Abhyanga Frequency & Type of Oil
- Sesame oil, olive oil, or sweet almond oil
- 3-4 times/week
- Coconut oil, jojoba oil, or sunflower oil
- 1-2 times/week
- Sesame oil, safflower oil, grapeseed oil
Ayurveda allows us to instill balance within by way of our senses. Abhyanga uses the sense of touch along with the energetics of the oils and herbs. Food brings balance via taste and the rasas, or energetics of food within the body (warming, cooling, drying, etc). Aromatherapy has an extremely powerful effect on our limbic system, the part of the nervous system that controls emotions, memory, behavior, and mood, through the sense of smell. Vatas benefit from warm, spicy, sweet, and grounding fragrances. Examples are: cinnamon, vanilla, neroli, nutmeg, bergamot, frankincense, and clary sage.
Just because the wind outside is blowing doesn’t mean you need to take off with it. Create stability with grounding and nourishing foods. Increase self care activities like Nasya and Abhyanga which promote well being and remind us self care is the best form of self respect. And use your senses; they are the pathway to the brain and consciousness. Listen and honor what your mind and body need today and follow your intuition, it is rarely wrong.

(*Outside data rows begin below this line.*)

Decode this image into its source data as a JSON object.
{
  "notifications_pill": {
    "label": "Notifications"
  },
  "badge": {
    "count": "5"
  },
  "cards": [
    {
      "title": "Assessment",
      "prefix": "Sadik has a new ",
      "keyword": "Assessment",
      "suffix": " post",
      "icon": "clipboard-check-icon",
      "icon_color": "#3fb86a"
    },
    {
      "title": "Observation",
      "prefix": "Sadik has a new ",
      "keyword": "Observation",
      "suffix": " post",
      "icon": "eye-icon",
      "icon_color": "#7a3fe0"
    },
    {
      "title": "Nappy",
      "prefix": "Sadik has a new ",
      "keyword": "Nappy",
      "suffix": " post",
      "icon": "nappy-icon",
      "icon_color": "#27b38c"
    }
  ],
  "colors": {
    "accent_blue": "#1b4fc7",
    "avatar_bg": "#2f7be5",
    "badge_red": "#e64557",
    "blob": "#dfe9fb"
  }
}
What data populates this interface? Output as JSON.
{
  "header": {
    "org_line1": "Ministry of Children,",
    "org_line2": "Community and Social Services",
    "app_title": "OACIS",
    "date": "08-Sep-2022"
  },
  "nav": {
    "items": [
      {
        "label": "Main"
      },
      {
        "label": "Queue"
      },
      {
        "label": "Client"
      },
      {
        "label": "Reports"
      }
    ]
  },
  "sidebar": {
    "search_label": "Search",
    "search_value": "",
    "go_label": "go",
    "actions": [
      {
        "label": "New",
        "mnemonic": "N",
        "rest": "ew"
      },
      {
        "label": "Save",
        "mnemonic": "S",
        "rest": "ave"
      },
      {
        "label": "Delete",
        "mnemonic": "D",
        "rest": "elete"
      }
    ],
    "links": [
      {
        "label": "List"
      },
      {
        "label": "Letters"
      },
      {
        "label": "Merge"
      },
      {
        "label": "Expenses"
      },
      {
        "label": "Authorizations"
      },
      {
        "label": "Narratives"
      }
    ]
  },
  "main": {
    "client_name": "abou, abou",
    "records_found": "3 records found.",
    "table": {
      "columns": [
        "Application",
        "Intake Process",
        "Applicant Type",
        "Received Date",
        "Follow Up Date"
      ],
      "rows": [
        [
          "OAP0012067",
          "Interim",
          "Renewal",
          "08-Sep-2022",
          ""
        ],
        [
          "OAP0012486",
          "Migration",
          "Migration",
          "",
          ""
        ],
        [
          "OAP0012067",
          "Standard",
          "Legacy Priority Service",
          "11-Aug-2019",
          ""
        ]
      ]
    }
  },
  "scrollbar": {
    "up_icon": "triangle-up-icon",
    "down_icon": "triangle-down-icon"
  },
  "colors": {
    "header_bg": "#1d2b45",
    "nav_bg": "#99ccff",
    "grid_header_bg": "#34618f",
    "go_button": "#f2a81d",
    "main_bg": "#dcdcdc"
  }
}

Your self-love is a medicine for the earth. ~ Yung Pueblo